↓

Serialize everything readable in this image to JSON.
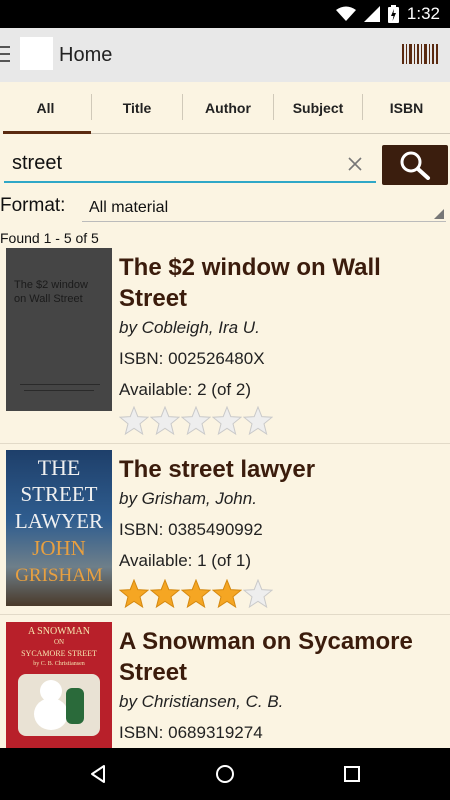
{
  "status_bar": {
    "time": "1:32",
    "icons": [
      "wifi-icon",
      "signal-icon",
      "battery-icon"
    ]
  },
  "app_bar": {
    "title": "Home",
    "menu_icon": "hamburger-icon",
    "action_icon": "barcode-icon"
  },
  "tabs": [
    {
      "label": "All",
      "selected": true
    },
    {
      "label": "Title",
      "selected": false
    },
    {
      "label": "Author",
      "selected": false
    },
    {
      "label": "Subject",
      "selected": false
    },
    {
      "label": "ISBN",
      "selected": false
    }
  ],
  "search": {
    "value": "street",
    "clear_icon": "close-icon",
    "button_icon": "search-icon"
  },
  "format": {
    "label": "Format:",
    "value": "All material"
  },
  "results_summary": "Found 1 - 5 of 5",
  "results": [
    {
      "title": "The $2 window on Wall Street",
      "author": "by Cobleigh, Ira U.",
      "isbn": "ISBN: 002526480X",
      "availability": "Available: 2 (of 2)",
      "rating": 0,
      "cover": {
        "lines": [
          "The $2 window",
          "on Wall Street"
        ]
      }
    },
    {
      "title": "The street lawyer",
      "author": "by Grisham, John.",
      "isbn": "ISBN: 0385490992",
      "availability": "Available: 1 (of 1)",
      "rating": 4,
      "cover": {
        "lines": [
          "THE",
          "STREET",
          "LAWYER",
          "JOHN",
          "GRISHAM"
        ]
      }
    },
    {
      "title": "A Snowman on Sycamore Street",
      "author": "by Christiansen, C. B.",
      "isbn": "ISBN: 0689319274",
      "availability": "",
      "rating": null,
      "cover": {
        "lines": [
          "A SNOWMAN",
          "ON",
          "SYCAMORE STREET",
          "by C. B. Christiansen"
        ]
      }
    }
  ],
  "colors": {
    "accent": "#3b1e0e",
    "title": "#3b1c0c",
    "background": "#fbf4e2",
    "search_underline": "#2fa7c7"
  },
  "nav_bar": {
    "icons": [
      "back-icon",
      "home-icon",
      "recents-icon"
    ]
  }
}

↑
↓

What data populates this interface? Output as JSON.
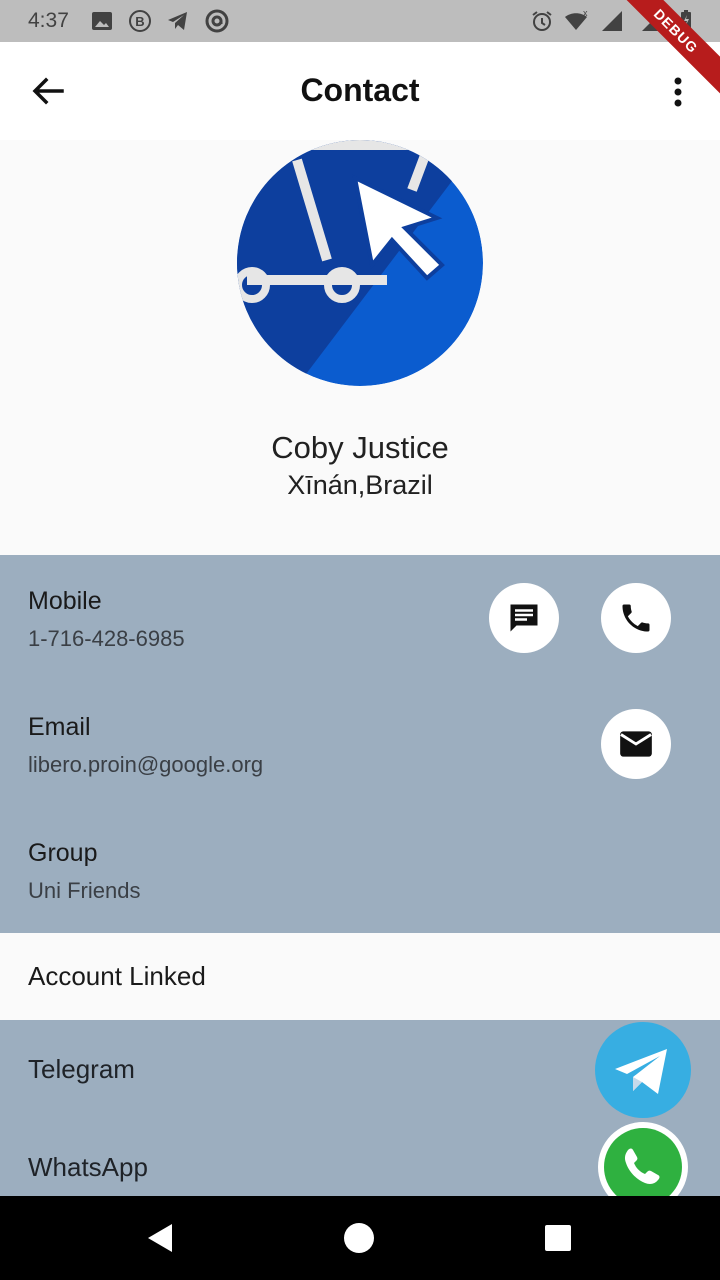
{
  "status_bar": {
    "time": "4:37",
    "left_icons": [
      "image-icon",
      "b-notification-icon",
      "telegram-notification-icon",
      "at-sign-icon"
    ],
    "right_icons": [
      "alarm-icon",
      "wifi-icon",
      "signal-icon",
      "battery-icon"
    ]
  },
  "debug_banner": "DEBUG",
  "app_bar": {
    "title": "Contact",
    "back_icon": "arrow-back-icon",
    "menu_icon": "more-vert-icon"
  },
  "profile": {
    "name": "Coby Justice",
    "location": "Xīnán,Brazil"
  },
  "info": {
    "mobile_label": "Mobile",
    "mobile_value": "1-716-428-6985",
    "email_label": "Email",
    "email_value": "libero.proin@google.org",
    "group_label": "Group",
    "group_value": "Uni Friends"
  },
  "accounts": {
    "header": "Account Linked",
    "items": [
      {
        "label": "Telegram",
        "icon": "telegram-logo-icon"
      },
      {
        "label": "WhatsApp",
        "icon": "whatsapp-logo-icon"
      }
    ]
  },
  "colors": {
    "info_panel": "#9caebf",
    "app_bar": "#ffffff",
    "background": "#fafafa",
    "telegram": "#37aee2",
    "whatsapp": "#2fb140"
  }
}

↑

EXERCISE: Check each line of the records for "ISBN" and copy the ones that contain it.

RESULT OF THIS TASK:
      "label": "ISBN",
      "isbn": "ISBN: 002526480X",
      "isbn": "ISBN: 0385490992",
      "isbn": "ISBN: 0689319274",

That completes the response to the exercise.